11 Games that will engage and challenge your preschoolers
1) Stack Up
Goal of the game: Work with another player to balance 12 blocks before the “Stack Smasher” walks across the game board.
What you should know: Stack up is a cooperative game, which means players work together not against each other to win.
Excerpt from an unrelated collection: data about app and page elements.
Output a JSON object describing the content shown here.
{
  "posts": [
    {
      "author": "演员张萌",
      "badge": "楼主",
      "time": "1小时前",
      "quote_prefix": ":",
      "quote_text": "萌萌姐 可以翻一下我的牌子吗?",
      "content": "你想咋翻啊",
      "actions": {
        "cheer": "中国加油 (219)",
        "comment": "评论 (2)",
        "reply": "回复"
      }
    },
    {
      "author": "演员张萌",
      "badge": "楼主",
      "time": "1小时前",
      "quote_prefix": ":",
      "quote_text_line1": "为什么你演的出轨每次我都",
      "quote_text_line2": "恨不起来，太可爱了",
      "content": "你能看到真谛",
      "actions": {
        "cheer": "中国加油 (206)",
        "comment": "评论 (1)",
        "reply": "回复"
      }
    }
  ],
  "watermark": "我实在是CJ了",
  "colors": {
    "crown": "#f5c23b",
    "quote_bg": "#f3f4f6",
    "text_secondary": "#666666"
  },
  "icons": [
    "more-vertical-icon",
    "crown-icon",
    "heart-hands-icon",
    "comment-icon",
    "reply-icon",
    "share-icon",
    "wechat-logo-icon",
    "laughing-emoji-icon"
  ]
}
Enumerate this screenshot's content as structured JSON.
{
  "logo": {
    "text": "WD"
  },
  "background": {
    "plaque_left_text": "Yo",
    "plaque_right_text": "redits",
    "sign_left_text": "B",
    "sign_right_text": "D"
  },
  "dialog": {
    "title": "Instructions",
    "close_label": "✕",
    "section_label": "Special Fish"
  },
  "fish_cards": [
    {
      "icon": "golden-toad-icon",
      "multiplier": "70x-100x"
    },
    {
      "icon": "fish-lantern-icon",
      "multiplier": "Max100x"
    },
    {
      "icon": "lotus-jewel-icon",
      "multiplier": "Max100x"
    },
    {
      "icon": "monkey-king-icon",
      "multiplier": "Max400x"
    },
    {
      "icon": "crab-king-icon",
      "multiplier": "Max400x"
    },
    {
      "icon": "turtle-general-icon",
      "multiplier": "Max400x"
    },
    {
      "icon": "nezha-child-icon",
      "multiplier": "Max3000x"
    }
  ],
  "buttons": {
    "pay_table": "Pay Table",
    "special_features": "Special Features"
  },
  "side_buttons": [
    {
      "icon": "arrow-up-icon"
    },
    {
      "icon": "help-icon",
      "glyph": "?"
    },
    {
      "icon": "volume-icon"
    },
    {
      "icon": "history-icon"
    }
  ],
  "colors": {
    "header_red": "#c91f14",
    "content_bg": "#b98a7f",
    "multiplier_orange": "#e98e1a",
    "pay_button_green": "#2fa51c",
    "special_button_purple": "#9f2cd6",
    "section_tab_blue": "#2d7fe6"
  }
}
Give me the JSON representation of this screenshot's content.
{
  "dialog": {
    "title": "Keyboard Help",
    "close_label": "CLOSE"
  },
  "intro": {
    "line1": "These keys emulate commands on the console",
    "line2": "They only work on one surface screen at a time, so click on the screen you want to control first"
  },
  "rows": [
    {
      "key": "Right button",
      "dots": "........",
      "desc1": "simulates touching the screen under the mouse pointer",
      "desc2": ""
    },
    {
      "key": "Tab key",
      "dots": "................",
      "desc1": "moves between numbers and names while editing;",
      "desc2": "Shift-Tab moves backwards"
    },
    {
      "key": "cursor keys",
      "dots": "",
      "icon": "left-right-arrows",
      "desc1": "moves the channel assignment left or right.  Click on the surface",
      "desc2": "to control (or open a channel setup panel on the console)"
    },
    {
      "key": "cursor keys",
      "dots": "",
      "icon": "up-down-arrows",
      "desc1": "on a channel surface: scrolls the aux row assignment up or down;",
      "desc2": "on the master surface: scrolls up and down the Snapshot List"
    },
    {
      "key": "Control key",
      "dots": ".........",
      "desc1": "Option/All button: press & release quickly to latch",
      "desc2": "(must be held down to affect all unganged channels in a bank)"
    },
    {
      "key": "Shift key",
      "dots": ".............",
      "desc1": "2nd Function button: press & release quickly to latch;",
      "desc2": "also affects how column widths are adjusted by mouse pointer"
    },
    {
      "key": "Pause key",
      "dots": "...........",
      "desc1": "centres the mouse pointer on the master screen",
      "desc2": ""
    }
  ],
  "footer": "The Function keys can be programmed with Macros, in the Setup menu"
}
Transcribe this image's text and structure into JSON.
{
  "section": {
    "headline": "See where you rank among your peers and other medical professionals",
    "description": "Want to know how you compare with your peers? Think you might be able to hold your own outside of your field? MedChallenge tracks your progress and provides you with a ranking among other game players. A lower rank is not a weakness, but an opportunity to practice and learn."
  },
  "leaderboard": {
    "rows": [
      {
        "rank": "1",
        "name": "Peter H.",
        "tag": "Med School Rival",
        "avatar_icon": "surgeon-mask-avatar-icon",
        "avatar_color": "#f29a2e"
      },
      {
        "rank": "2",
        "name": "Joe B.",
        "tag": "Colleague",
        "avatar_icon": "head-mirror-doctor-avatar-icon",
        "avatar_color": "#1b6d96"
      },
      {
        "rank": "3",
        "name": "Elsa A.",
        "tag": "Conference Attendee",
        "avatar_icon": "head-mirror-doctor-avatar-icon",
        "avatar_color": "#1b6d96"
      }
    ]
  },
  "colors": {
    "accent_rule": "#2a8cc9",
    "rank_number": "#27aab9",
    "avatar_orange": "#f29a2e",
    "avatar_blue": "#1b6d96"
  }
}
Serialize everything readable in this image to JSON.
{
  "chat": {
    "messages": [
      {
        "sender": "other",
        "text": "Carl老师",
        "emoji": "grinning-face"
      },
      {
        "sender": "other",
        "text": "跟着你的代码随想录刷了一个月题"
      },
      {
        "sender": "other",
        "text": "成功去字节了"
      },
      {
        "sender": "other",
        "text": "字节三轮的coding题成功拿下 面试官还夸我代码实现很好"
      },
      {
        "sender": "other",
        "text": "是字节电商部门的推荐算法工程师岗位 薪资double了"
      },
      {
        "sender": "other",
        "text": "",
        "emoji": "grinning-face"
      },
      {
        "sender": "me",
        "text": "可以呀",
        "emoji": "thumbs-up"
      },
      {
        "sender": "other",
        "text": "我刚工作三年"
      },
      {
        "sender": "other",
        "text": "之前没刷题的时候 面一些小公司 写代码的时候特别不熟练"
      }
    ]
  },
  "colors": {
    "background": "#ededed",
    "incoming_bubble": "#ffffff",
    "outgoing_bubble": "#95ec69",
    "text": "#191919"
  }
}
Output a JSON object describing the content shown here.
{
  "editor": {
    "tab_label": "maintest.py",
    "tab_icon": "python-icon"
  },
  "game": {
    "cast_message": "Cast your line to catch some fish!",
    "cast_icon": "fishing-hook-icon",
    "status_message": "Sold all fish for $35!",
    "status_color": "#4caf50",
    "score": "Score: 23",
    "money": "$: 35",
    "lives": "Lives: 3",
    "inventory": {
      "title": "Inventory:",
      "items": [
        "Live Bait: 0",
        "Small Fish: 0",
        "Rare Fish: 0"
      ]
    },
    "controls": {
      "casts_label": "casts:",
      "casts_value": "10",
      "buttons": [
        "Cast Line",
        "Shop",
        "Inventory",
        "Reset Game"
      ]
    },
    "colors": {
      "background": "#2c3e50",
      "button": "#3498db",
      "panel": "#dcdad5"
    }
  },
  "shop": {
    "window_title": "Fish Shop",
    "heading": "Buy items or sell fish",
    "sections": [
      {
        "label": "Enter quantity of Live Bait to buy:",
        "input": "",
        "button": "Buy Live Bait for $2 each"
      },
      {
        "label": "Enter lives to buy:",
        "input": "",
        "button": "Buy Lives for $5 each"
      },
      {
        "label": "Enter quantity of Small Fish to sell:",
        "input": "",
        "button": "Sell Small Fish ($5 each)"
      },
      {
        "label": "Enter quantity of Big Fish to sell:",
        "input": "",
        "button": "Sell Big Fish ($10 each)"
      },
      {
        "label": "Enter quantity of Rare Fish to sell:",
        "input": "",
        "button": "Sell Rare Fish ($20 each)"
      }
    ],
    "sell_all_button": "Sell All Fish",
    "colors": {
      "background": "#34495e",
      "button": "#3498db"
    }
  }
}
It also has 3 game variations that increase in difficulty.
Skills it works on: Teamwork, eye-hand coordination, grading pressure, problem-solving, following directions, and perseverance.
Goal of the game: Collect 6 penguins by matching the colors on the dice to the eggs hiding under the penguins.
What you should know: Pengoloo will challenge visual and working memory.
Skills it works on: Counting, color recognition, matching, following directions, turn-taking, and memory.
3) Alphabet Island
Goal of the game: Race to collect the most matches by matching letters or sounds (depending on your game of choice).
What you should know: Alphabet Island is a simple board game that focuses on matching letters and sounds. It’s a lot of fun for everyone, and is especially beneficial for kid’s who need additional help learning letters.
Skills it works on: Vocabulary, letter recognition, letter sounds, matching, reaction time, following directions, and attention.
4) Zingo 1-2-3
Goal of the game: Be the first player to cover the entire game card by matching all the numbers picked to the numbers on your card.
What you should know: Number Bingo is one variation of the favorite Zingo games. Each game focuses on a different skill (sight words, three letter words, etc.). This number game comes with double-sided cards with 1:1 correspondence on one side and basic addition on the other.
Skills it works on: Number recognition, counting, reaction time, addition, fine motor skills.
5) Silly Street
Goal of the game: Complete different challenges to earn points and reach the end of Silly Street. Some challenges are silly, some are tricky, and all address different aspects of development.
You should know: The Silly Street board game is a large 8 piece interlocking puzzle that kids first have to put together to set up the game.
Skills it works on: Creativity, turn-taking, problem-solving, communication, dramatic play, and self-confidence.
6) Pancake Pile-Up!
Goal of the game: Complete a pancake order by by sequencing and stacking the pancakes as the order shows.
What you should know: Pancake Pile-Up! is a relay race game that gets kids up and moving.
Skills it works on: Balance, coordination, visual perception, sequencing, following directions, teamwork, and concentration.
7) Shelby’s Snack Shack Game
Goal of the game: Spin the spinner and collect the most doggie bones to add to your doggie bowl.
You should know: Shelby’s Snack Shack is my favorite game from the Educational Insight’s fantastic line of squeezer games. This one is focuses on early math skills. It is recommended for ages 4 and up.
Skills it works on: Number recognition, counting, turn-taking, following directions, and fine motor skills.
8) Jumping Jack
Goal of the game: Collect more carrots than your opponent or catch Jack when he jumps up to win the game.
What you should know: Jumping Jack is probably my favorite preschool game of all time (the kids seem to enjoy it as well;). The anticipation of waiting for Jack to jump keeps kids super engaged, alert, and focused, and the rules are easy to learn.
Skills it works on: Turn-taking, following directions, counting, reaction time, fine motor, and patience.
9) Feed Fuzzy
Goal of the game: Feed all the acorns to Fuzzy before your opponent.
What you should know: Feed Fuzzy is a super cute game with easy to learn rules that will keep your child engaged and learning.
Skills it works on: Color and number recognition, counting, following directions, turn-taking, fine motor skills, bilateral coordination.
10) Eye-Spy Eagle Eye
Goal of the game: Find a picture on your game board that matches a picture on card drawn, and ring the bell before your opponent.
What you should know: I Spy Eagle Eye is fun for kids of all ages and even adults. It comes with 4 double sided board games and 30 double-sided cards.
Skills it works on: Visual discrimination, attention, perception, reaction time, following directions, and perseverance.
11) Charades for Kids
Goal of the game: Act out the words on the cards that you draw. The player who guesses correctly 3 times (only 1 guess allowed per turn) wins the game.
What you should know: Charades for Kids is designed for 3 or more players (but you can modify). No reading is required for one variation of the game.
Skills it works on: Vocabulary, imagination, creativity, problem-solving, planning, self-confidence.